In 1933, the Nazis set up their first concentration camp in Bavaria, at Dachau. SS guards tormented prisoners who included many Jews and communists. But the story Ryback tells is anything but predictable. Following four dubious fatal shootings – supposedly during escape attempts – a courageous local state attorney, Josef Hartinger, gathered evidence and attempted to prosecute the murderers. Back then, the Nazis' hold on power was shaky and it appeared he might succeed. Meanwhile, a hardline communist prisoner managed to make fools of his captors by escaping all the way to America and publicising the camp's horrors. Ryback unearthed the story from the Nuremburg archives and it is a strong reminder of human positivity, which remained intact even as one of the 20th century's blackest periods began.
The Last Illusion (Paperback) by Porochista Khakpour; £8.99 An Iranian boy is haunted by the aftermath of 9/11 in this reimagining of Persian legend
US novelists have long grappled with the issue of how to deal with 9/11. Khakpour is one of the most successful to date. Her allegorical treatment is based upon the Persian legend of Zal, an albino boy who is raised by a giant bird and grows up to become a warrior. In Khakpour's version, Zal is born in Iran to a mother who rejects him as a "White Demon" and imprisons him in a cage surrounded by birds. Fortunately an American scientist rescues him and takes him to New York. Once there Zal's teams up with a magician, who is busy developing an illusion to make the World Trade Center vanish. Khakpour has been compared to Salman Rushdie, but she is more of a realist than a magical realist, with the engaging acuity of her writing setting her apart.

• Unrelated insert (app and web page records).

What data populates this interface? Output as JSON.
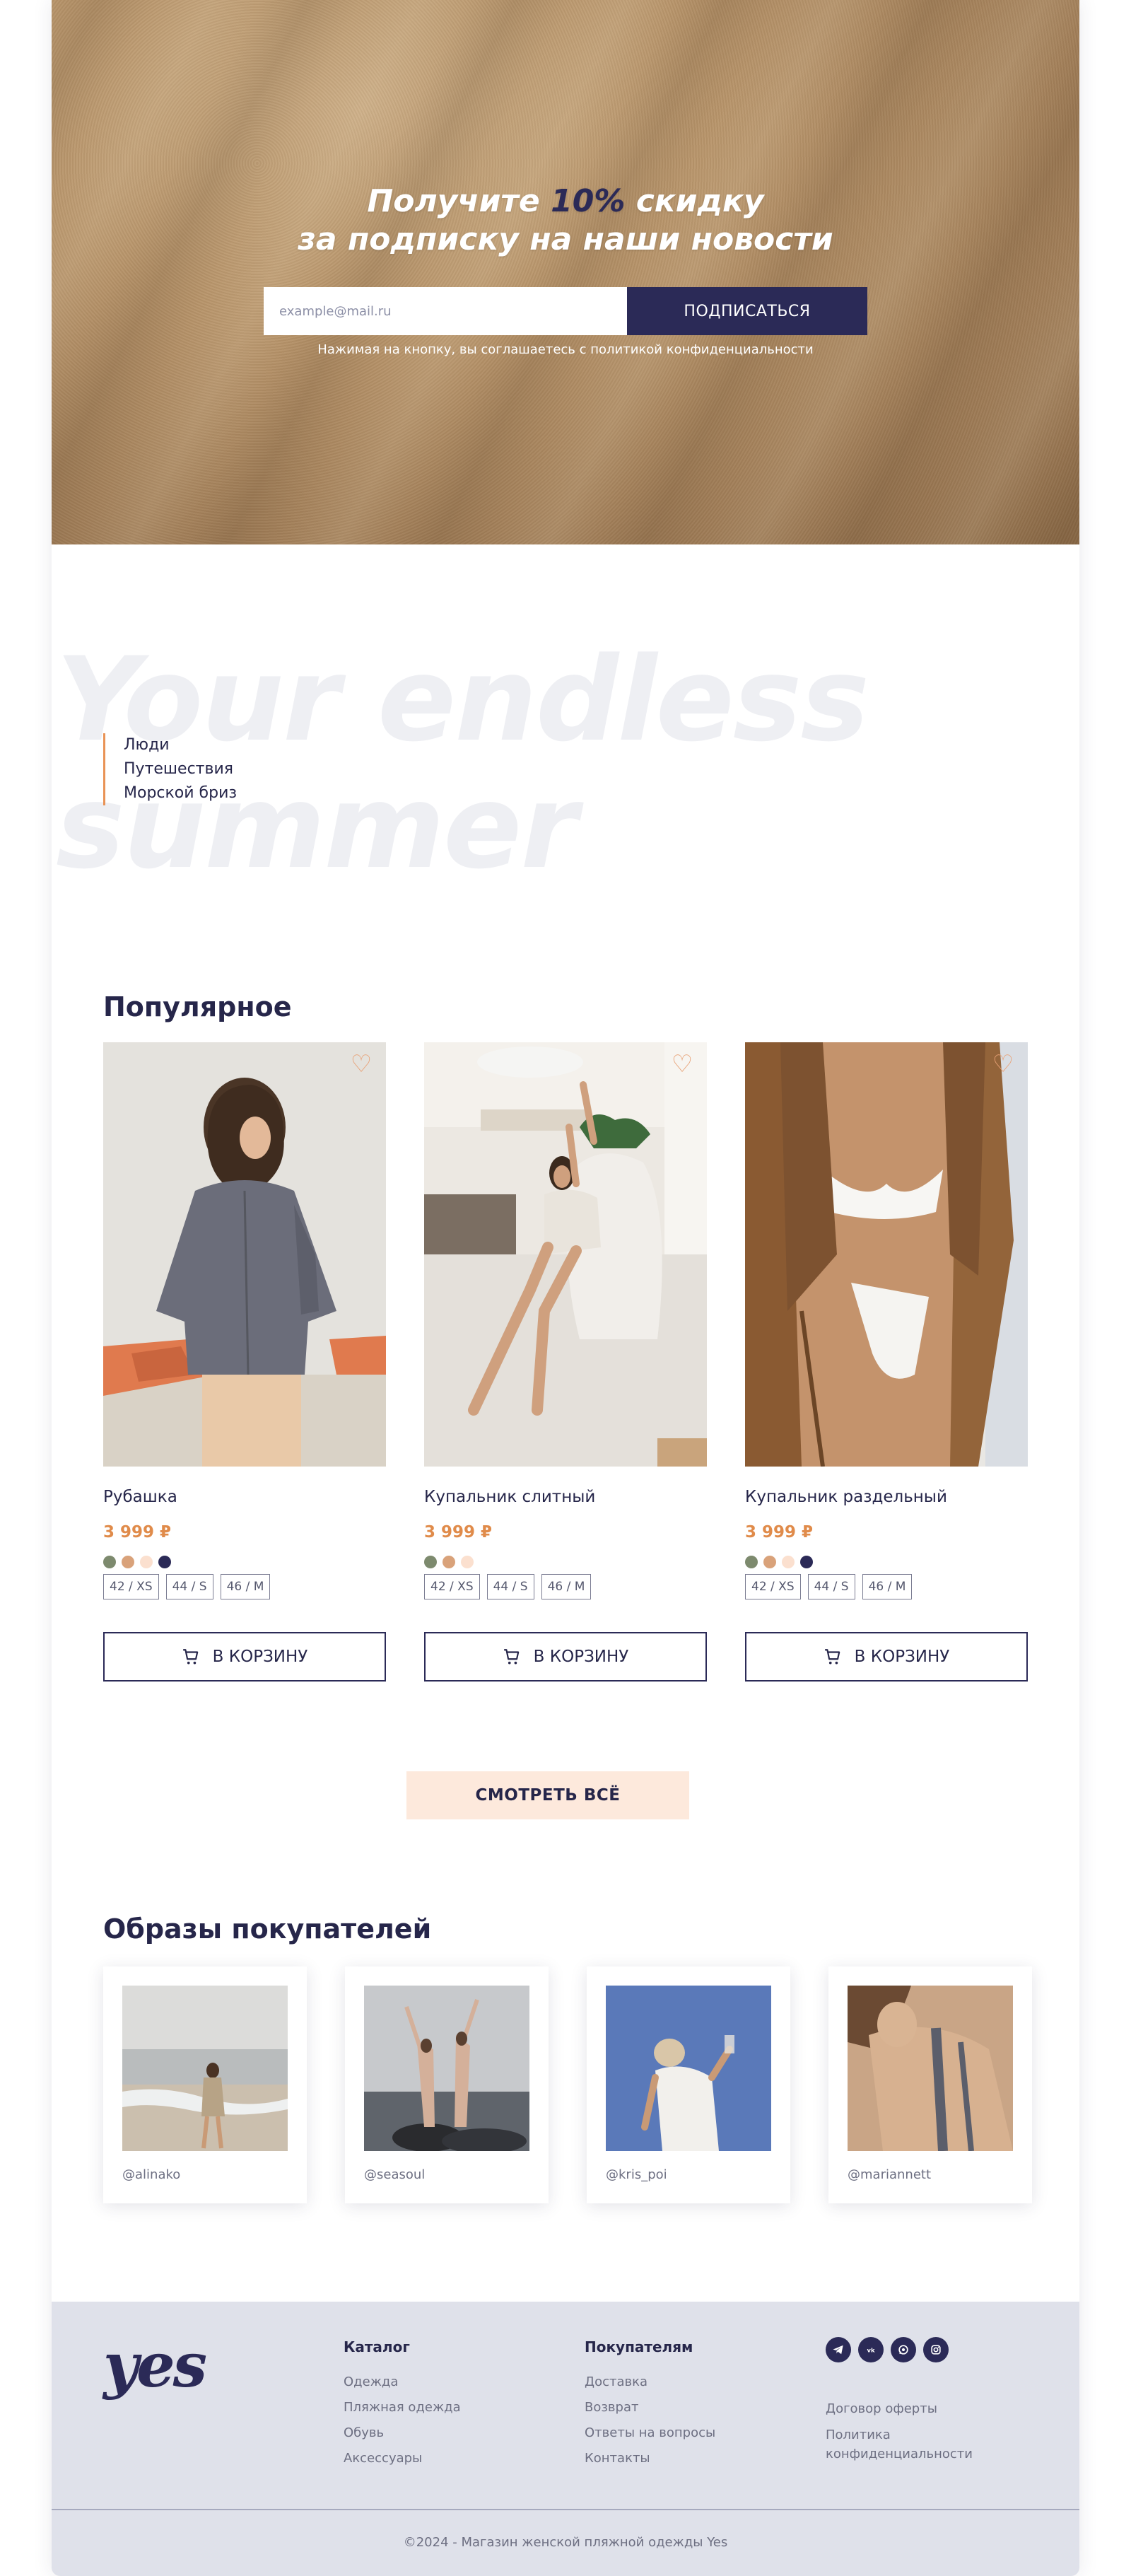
{
  "subscribe": {
    "title_before": "Получите ",
    "title_accent": "10%",
    "title_after": " скидку",
    "title_line2": "за подписку на наши новости",
    "placeholder": "example@mail.ru",
    "button": "ПОДПИСАТЬСЯ",
    "note": "Нажимая на кнопку, вы соглашаетесь с политикой конфиденциальности"
  },
  "tagline": {
    "line1": "Your endless",
    "line2": "summer",
    "items": [
      "Люди",
      "Путешествия",
      "Морской бриз"
    ]
  },
  "popular": {
    "title": "Популярное",
    "cart_label": "В КОРЗИНУ",
    "view_all": "СМОТРЕТЬ ВСЁ",
    "products": [
      {
        "name": "Рубашка",
        "price": "3 999 ₽",
        "colors": [
          "#7d8a6e",
          "#d9a27a",
          "#fbe0cf",
          "#2b2a57"
        ],
        "sizes": [
          "42 / XS",
          "44 / S",
          "46 / M"
        ]
      },
      {
        "name": "Купальник слитный",
        "price": "3 999 ₽",
        "colors": [
          "#7d8a6e",
          "#d9a27a",
          "#fbe0cf"
        ],
        "sizes": [
          "42 / XS",
          "44 / S",
          "46 / M"
        ]
      },
      {
        "name": "Купальник раздельный",
        "price": "3 999 ₽",
        "colors": [
          "#7d8a6e",
          "#d9a27a",
          "#fbe0cf",
          "#2b2a57"
        ],
        "sizes": [
          "42 / XS",
          "44 / S",
          "46 / M"
        ]
      }
    ]
  },
  "looks": {
    "title": "Образы покупателей",
    "handles": [
      "@alinako",
      "@seasoul",
      "@kris_poi",
      "@mariannett"
    ]
  },
  "footer": {
    "logo": "yes",
    "catalog": {
      "title": "Каталог",
      "links": [
        "Одежда",
        "Пляжная одежда",
        "Обувь",
        "Аксессуары"
      ]
    },
    "customers": {
      "title": "Покупателям",
      "links": [
        "Доставка",
        "Возврат",
        "Ответы на вопросы",
        "Контакты"
      ]
    },
    "socials": [
      "telegram-icon",
      "vk-icon",
      "whatsapp-icon",
      "instagram-icon"
    ],
    "legal": [
      "Договор оферты",
      "Политика",
      "конфиденциальности"
    ],
    "copyright": "©2024 - Магазин женской пляжной одежды Yes"
  },
  "colors": {
    "brand": "#2b2a57",
    "accent": "#e08b4a",
    "soft": "#fde9dc",
    "footer_bg": "#dfe1ea"
  }
}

Blackout: Remembering the Things I Drank to Forget (Paperback) by Sarah Hepola; £12.99 A young woman falls foul of an aspirational Sex And The City lifestyle in Manhattan
The peak of American journalist Sarah Hepola's drinking came during the early days of Sex And The City. Like many others, she viewed the series as a celebration of sisterhood, with alcohol as a tool for empowerment. Drinking caused her memory loss, but she was unwilling to give up – she sacked the therapist who urged her to stop. Hepola found herself waking in bed besides strangers. She began drinking alone at home, too frightened to risk venturing out. Then she set her apartment alight and began falling downstairs repeatedly. The book explains what happens to the brain during a blackout: when alcohol reaches a certain level the hippocampus, which is responsible for memory storage, shuts down. Eventually Hepola got her life back and wrote a memoir that is often poignant, but also frequently laugh-out-loud funny.

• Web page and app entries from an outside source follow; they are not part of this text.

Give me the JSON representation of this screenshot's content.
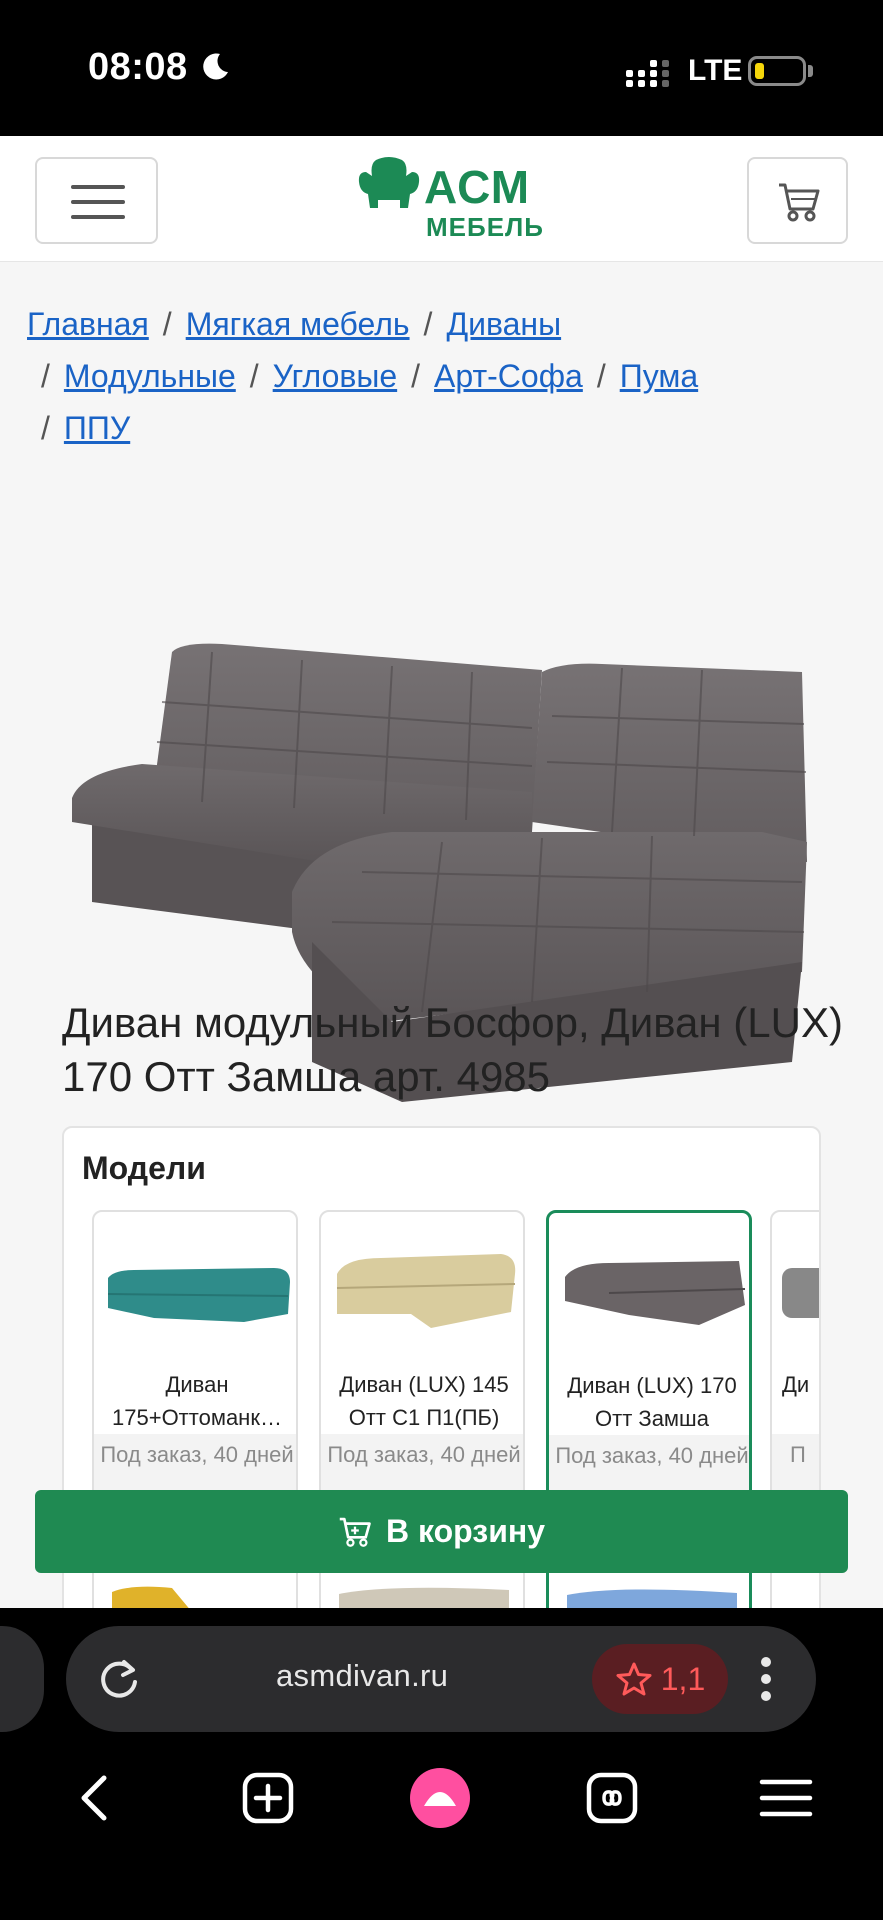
{
  "status_bar": {
    "time": "08:08",
    "network": "LTE",
    "battery_level": 0.2
  },
  "header": {
    "logo_top": "АСМ",
    "logo_bottom": "МЕБЕЛЬ",
    "brand_color": "#1c8a55"
  },
  "breadcrumb": [
    "Главная",
    "Мягкая мебель",
    "Диваны",
    "Модульные",
    "Угловые",
    "Арт-Софа",
    "Пума",
    "ППУ"
  ],
  "product": {
    "title": "Диван модульный Босфор, Диван (LUX) 170 Отт Замша арт. 4985"
  },
  "models": {
    "heading": "Модели",
    "items": [
      {
        "name": "Диван 175+Оттоманк…",
        "availability": "Под заказ, 40 дней",
        "color": "#2f8c8a"
      },
      {
        "name": "Диван (LUX) 145 Отт С1 П1(ПБ)",
        "availability": "Под заказ, 40 дней",
        "color": "#d9cc9e"
      },
      {
        "name": "Диван (LUX) 170 Отт Замша",
        "availability": "Под заказ, 40 дней",
        "color": "#6a6466"
      },
      {
        "name": "Ди",
        "availability": "П",
        "color": "#888"
      }
    ]
  },
  "buy_button": {
    "label": "В корзину",
    "color": "#1f8a52"
  },
  "browser": {
    "url": "asmdivan.ru",
    "rating": "1,1"
  }
}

My Sunshine Away (Paperback) by Milton O'Neal Walsh, M. O. Walsh; £7.99 A disturbing slice of southern Gothic that has been compared to To Kill A Mockingbird

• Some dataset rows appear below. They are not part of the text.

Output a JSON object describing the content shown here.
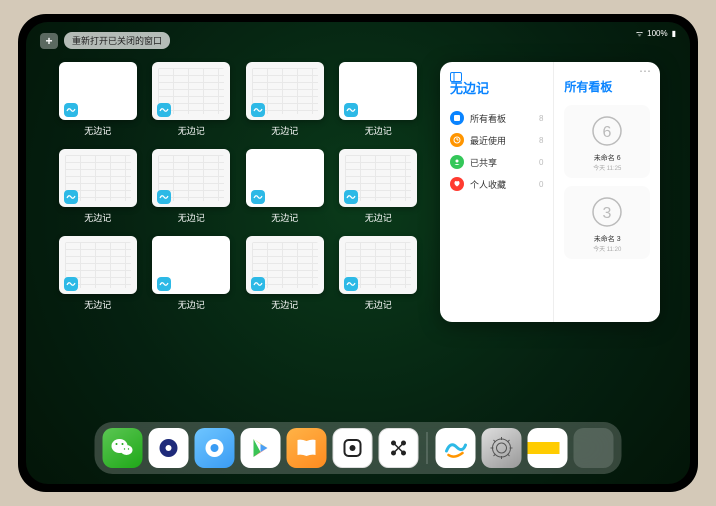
{
  "status": {
    "battery": "100%",
    "wifi": "􀙇"
  },
  "topbar": {
    "plus": "+",
    "reopen": "重新打开已关闭的窗口"
  },
  "app_label": "无边记",
  "thumbnails": [
    {
      "variant": "plain"
    },
    {
      "variant": "alt"
    },
    {
      "variant": "alt"
    },
    {
      "variant": "plain"
    },
    {
      "variant": "alt"
    },
    {
      "variant": "alt"
    },
    {
      "variant": "plain"
    },
    {
      "variant": "alt"
    },
    {
      "variant": "alt"
    },
    {
      "variant": "plain"
    },
    {
      "variant": "alt"
    },
    {
      "variant": "alt"
    }
  ],
  "sidepanel": {
    "title": "无边记",
    "right_title": "所有看板",
    "rows": [
      {
        "icon_color": "#0a84ff",
        "label": "所有看板",
        "count": "8"
      },
      {
        "icon_color": "#ff9500",
        "label": "最近使用",
        "count": "8"
      },
      {
        "icon_color": "#34c759",
        "label": "已共享",
        "count": "0"
      },
      {
        "icon_color": "#ff3b30",
        "label": "个人收藏",
        "count": "0"
      }
    ],
    "boards": [
      {
        "name": "未命名 6",
        "date": "今天 11:25",
        "digit": "6"
      },
      {
        "name": "未命名 3",
        "date": "今天 11:20",
        "digit": "3"
      }
    ]
  },
  "dock": {
    "apps": [
      {
        "name": "wechat"
      },
      {
        "name": "quark"
      },
      {
        "name": "browser"
      },
      {
        "name": "play"
      },
      {
        "name": "books"
      },
      {
        "name": "dice"
      },
      {
        "name": "dots"
      }
    ],
    "recents": [
      {
        "name": "freeform"
      },
      {
        "name": "settings"
      },
      {
        "name": "notes"
      },
      {
        "name": "app-library"
      }
    ]
  }
}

The story is set in the summer of 1989 and concerns the sexual assault of 15-year-old Lindy Simpson. Walsh's debut novel has been compared to Harper Lee's To Kill A Mockingbird – perhaps inevitably, given the tale concerns a rape in the Deep South. Moreover, both novels have an older narrator looking back at events that took place in childhood and they share a theme of lost innocence. But Walsh has carved out an unsettling niche all of his own. His narrator is too edgy to be any kind of Scout Finch and there is no upstanding Atticus Finch among the adults, who range from neglectful parents to perverts. Walsh's evocation of time and place is assured, with a close-up of the sweltering torpor of Louisiana offered as a bonus in this generous helping of southern Gothic.